(Data records for software interfaces)
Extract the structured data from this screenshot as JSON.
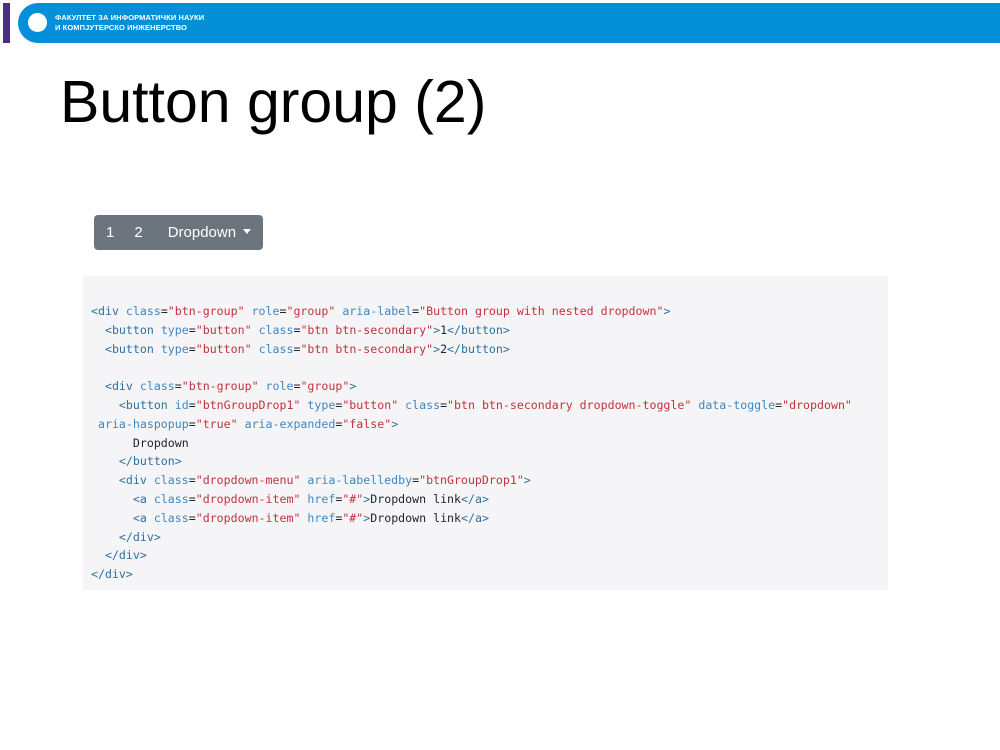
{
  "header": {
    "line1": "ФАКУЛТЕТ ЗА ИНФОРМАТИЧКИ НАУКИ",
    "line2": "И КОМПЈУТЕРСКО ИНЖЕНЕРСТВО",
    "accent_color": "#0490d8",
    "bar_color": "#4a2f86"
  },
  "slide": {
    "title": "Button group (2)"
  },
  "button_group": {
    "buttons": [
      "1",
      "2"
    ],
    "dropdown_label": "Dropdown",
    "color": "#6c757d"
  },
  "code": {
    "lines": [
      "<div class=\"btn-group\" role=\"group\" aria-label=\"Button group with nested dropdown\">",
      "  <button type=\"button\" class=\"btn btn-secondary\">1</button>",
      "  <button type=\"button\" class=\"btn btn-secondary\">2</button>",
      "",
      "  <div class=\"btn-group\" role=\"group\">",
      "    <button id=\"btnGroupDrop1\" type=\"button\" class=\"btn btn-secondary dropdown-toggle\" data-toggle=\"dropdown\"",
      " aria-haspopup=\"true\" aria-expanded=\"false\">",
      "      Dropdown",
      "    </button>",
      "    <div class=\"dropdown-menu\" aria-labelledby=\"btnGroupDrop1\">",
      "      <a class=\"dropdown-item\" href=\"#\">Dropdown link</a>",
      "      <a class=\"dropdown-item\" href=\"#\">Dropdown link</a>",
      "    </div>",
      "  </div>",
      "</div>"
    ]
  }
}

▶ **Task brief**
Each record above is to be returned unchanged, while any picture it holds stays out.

▶ **Completed task**
Extract the structured data from this screenshot as JSON.
{
  "header": {
    "line1": "ФАКУЛТЕТ ЗА ИНФОРМАТИЧКИ НАУКИ",
    "line2": "И КОМПЈУТЕРСКО ИНЖЕНЕРСТВО",
    "accent_color": "#0490d8",
    "bar_color": "#4a2f86"
  },
  "slide": {
    "title": "Button group (2)"
  },
  "button_group": {
    "buttons": [
      "1",
      "2"
    ],
    "dropdown_label": "Dropdown",
    "color": "#6c757d"
  },
  "code": {
    "lines": [
      "<div class=\"btn-group\" role=\"group\" aria-label=\"Button group with nested dropdown\">",
      "  <button type=\"button\" class=\"btn btn-secondary\">1</button>",
      "  <button type=\"button\" class=\"btn btn-secondary\">2</button>",
      "",
      "  <div class=\"btn-group\" role=\"group\">",
      "    <button id=\"btnGroupDrop1\" type=\"button\" class=\"btn btn-secondary dropdown-toggle\" data-toggle=\"dropdown\"",
      " aria-haspopup=\"true\" aria-expanded=\"false\">",
      "      Dropdown",
      "    </button>",
      "    <div class=\"dropdown-menu\" aria-labelledby=\"btnGroupDrop1\">",
      "      <a class=\"dropdown-item\" href=\"#\">Dropdown link</a>",
      "      <a class=\"dropdown-item\" href=\"#\">Dropdown link</a>",
      "    </div>",
      "  </div>",
      "</div>"
    ]
  }
}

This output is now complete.